What a difference a year can make.
On May 30, 2008, seven people from the sunken fishing charter boat "Fin Seekers" were plucked from the chilling waters of Lake Michigan by men and women of the U.S. Coast Guard Station at Kenosha.
On Saturday, members of both groups sat down for lunch.
"Glad you could make it, captain," Jim Emma said to the Fin Seekers' former owner Jason Lee. "You were bleeding pretty good the last time I saw you."
A weather anomaly known as a wake low ambushed the 39-foot pleasure boat in the 45-degree waters of Lake Michigan off Waukegan.
The engine compartment flooded in the 14- to 16-foot waves stirred by 65 mph winds, the cabin's windshield shattered into Lee's face as he valiantly hung on to the helm and all aboard had donned life jackets.
And then the boat stood straight up on its stern in the water.
"Once the window blew out, I was pretty well convinced we were going down," Lee said. "So I told everyone to get into the water as I put out one last mayday with our coordinates, but we were all just washed out as it went vertical."
At the Coast Guard station just a few miles away, Petty Officer Matt Collins of Tampa, Fla., was surprised to hear the distress call from Lee because the weather in Kenosha was "gorgeous."
Collins said he and his crew broke for a 25-foot rescue craft, but once it was learned there were seven people to be rescued he decided to take a 41-foot boat instead.
It was a decision that probably saved the lives of all involved.
"Once we got out into the weather, I knew we never would have made it in the 25-footer," Collins said. "The waves were lifting us 15 or 20 feet, slamming us down, then picking us right back up again."
An HC-65 Dolphin helicopter located the group in the water and lifted five of them out of the clutches of Davy Jones' Locker, while Collins and his crew rescued Lee, another passenger and the Coast Guard rescue swimmer who had jumped from the helicopter to coordinate the operation.
All aboard the Fin Seekers were suffering from hypothermia, and Lee had his cuts from the windshield, but they all survived.
The group was aboard the boat for the annual company trip for Emma's Nova Communications in Geneva, and it was Emma who provided the food for his heroes Saturday.
He also brought bright orange T-shirts emblazoned "Lake Michigan 7" on the front and "Coast Guard #1" on the back for the survivors.
"No question that these guys saved our lives," Emma said. "The least I could do was buy them lunch."
Such a harrowing experience changes lives, and Emma said he has not been on a boat on Lake Michigan since and feels "no need to go back."
Lee quit the charter boat business and now splits his time between managing a care center for senior citizens in Decatur and doing missionary work in the Philippines.
He said he has been back on the lake just once since his boat sunk, on a diving boat to recover whatever they could of the wreckage.
"We got some fishing poles and some other stuff," Lee said. "We were also able to find my Bible, which I never thought I was going to see again."
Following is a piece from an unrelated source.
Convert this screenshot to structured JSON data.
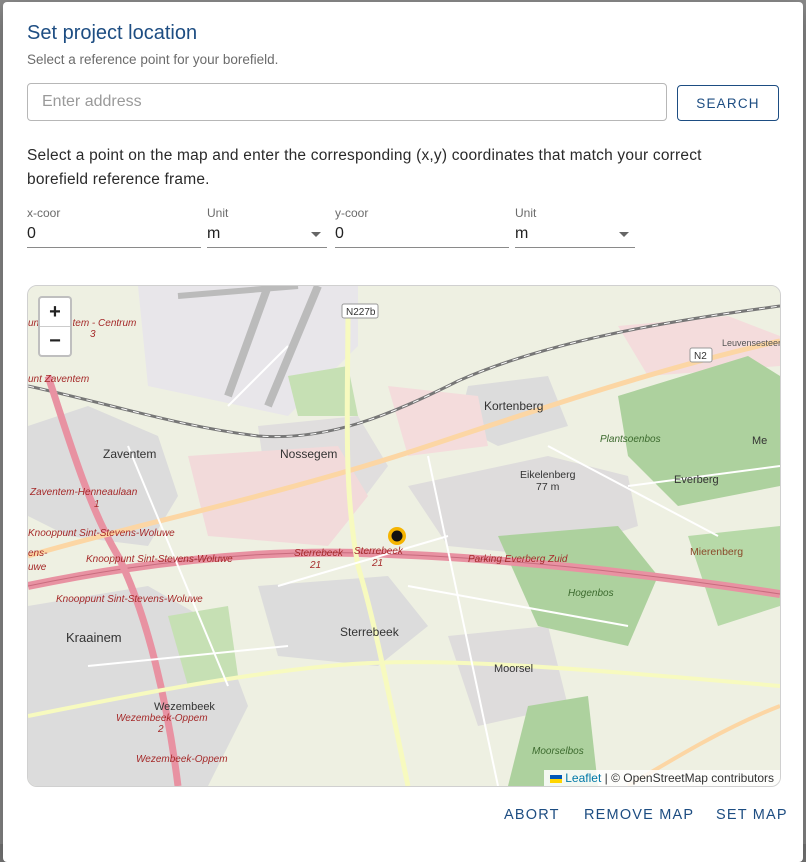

Lee may have given up the seagoing life, but he still knows a good captain when he sees one.
"You had a look of concern on your face, but you were definitely in control," he told Collins. "You were shouting orders, making sure everybody knew what to do, and I knew just by looking at you that we were going to be all right."